-- Work instructions --
Restate each line below word for word, skipping every picture.

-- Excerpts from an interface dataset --

════════

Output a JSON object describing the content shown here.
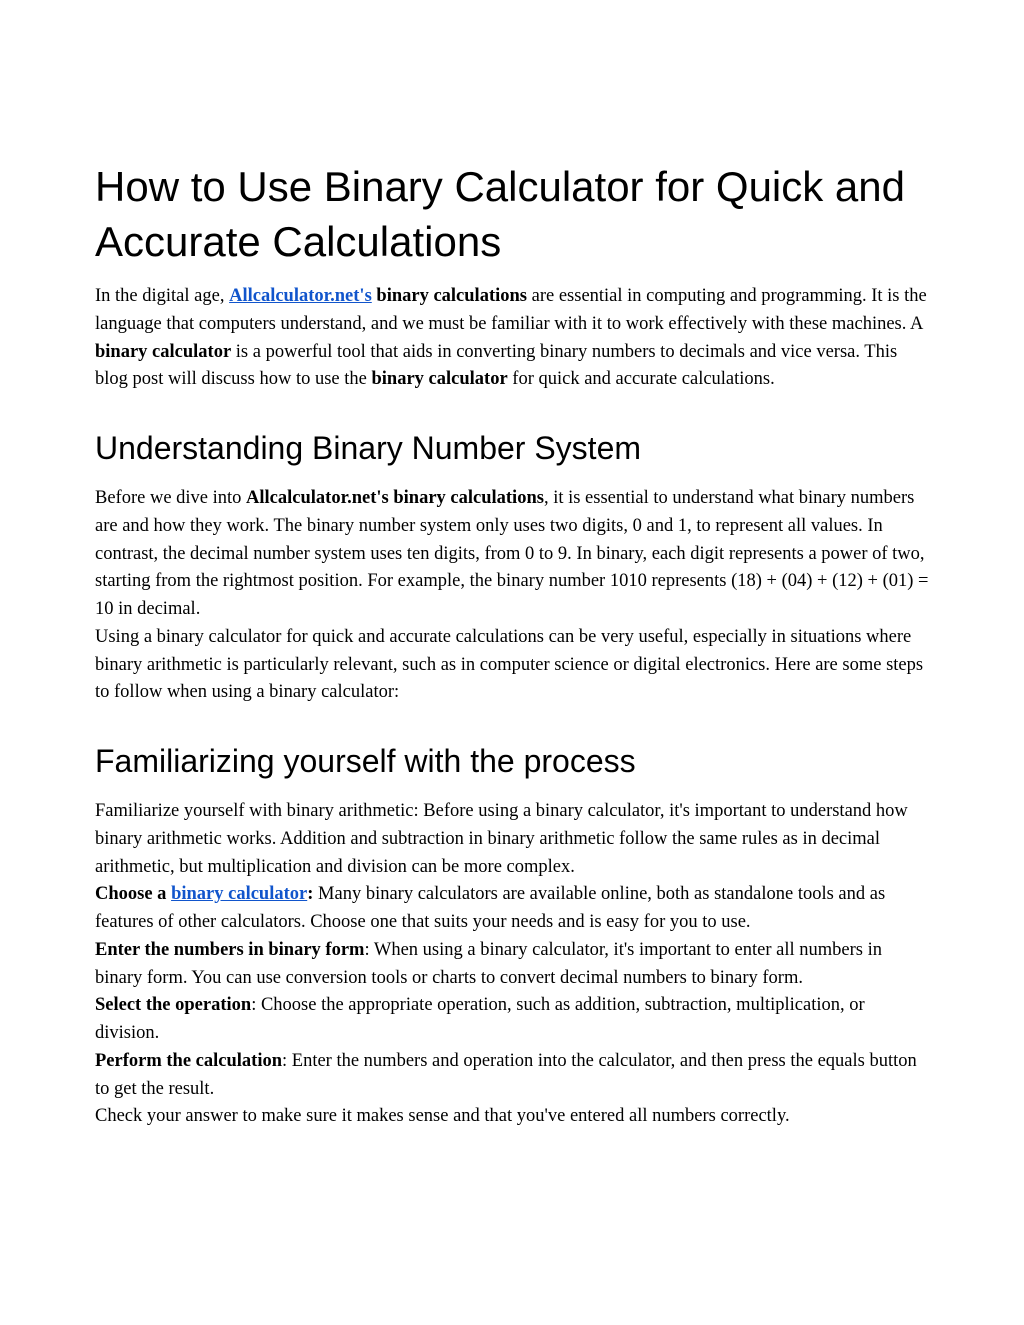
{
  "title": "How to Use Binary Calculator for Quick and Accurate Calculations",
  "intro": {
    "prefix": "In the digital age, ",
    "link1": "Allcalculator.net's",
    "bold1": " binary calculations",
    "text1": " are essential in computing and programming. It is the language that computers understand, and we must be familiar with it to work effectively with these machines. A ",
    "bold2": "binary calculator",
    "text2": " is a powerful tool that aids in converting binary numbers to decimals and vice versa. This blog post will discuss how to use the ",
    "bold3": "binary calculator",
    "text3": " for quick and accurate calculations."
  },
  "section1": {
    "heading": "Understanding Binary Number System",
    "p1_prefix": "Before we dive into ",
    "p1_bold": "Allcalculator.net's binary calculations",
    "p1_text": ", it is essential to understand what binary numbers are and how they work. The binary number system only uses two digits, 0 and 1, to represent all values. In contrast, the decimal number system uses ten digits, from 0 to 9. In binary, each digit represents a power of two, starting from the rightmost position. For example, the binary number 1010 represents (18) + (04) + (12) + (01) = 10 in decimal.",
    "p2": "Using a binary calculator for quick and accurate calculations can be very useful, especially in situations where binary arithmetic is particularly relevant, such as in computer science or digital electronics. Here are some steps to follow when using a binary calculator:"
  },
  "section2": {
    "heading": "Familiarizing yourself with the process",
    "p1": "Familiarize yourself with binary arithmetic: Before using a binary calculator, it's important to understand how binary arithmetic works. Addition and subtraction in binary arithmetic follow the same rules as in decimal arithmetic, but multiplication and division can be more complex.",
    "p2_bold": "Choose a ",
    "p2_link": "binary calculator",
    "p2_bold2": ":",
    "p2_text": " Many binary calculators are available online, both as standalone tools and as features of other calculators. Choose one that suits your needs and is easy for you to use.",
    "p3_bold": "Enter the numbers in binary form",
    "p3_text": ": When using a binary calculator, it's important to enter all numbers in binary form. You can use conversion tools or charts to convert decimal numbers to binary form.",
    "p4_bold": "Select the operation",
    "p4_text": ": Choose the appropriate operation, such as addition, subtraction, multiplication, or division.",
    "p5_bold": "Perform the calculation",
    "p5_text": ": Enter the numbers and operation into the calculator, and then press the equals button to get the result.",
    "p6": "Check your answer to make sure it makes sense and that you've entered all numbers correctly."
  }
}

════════

-- Written answer --
Output a JSON object describing the content shown here.
{
  "title": "How to Use Binary Calculator for Quick and Accurate Calculations",
  "intro": {
    "prefix": "In the digital age, ",
    "link1": "Allcalculator.net's",
    "bold1": " binary calculations",
    "text1": " are essential in computing and programming. It is the language that computers understand, and we must be familiar with it to work effectively with these machines. A ",
    "bold2": "binary calculator",
    "text2": " is a powerful tool that aids in converting binary numbers to decimals and vice versa. This blog post will discuss how to use the ",
    "bold3": "binary calculator",
    "text3": " for quick and accurate calculations."
  },
  "section1": {
    "heading": "Understanding Binary Number System",
    "p1_prefix": "Before we dive into ",
    "p1_bold": "Allcalculator.net's binary calculations",
    "p1_text": ", it is essential to understand what binary numbers are and how they work. The binary number system only uses two digits, 0 and 1, to represent all values. In contrast, the decimal number system uses ten digits, from 0 to 9. In binary, each digit represents a power of two, starting from the rightmost position. For example, the binary number 1010 represents (18) + (04) + (12) + (01) = 10 in decimal.",
    "p2": "Using a binary calculator for quick and accurate calculations can be very useful, especially in situations where binary arithmetic is particularly relevant, such as in computer science or digital electronics. Here are some steps to follow when using a binary calculator:"
  },
  "section2": {
    "heading": "Familiarizing yourself with the process",
    "p1": "Familiarize yourself with binary arithmetic: Before using a binary calculator, it's important to understand how binary arithmetic works. Addition and subtraction in binary arithmetic follow the same rules as in decimal arithmetic, but multiplication and division can be more complex.",
    "p2_bold": "Choose a ",
    "p2_link": "binary calculator",
    "p2_bold2": ":",
    "p2_text": " Many binary calculators are available online, both as standalone tools and as features of other calculators. Choose one that suits your needs and is easy for you to use.",
    "p3_bold": "Enter the numbers in binary form",
    "p3_text": ": When using a binary calculator, it's important to enter all numbers in binary form. You can use conversion tools or charts to convert decimal numbers to binary form.",
    "p4_bold": "Select the operation",
    "p4_text": ": Choose the appropriate operation, such as addition, subtraction, multiplication, or division.",
    "p5_bold": "Perform the calculation",
    "p5_text": ": Enter the numbers and operation into the calculator, and then press the equals button to get the result.",
    "p6": "Check your answer to make sure it makes sense and that you've entered all numbers correctly."
  }
}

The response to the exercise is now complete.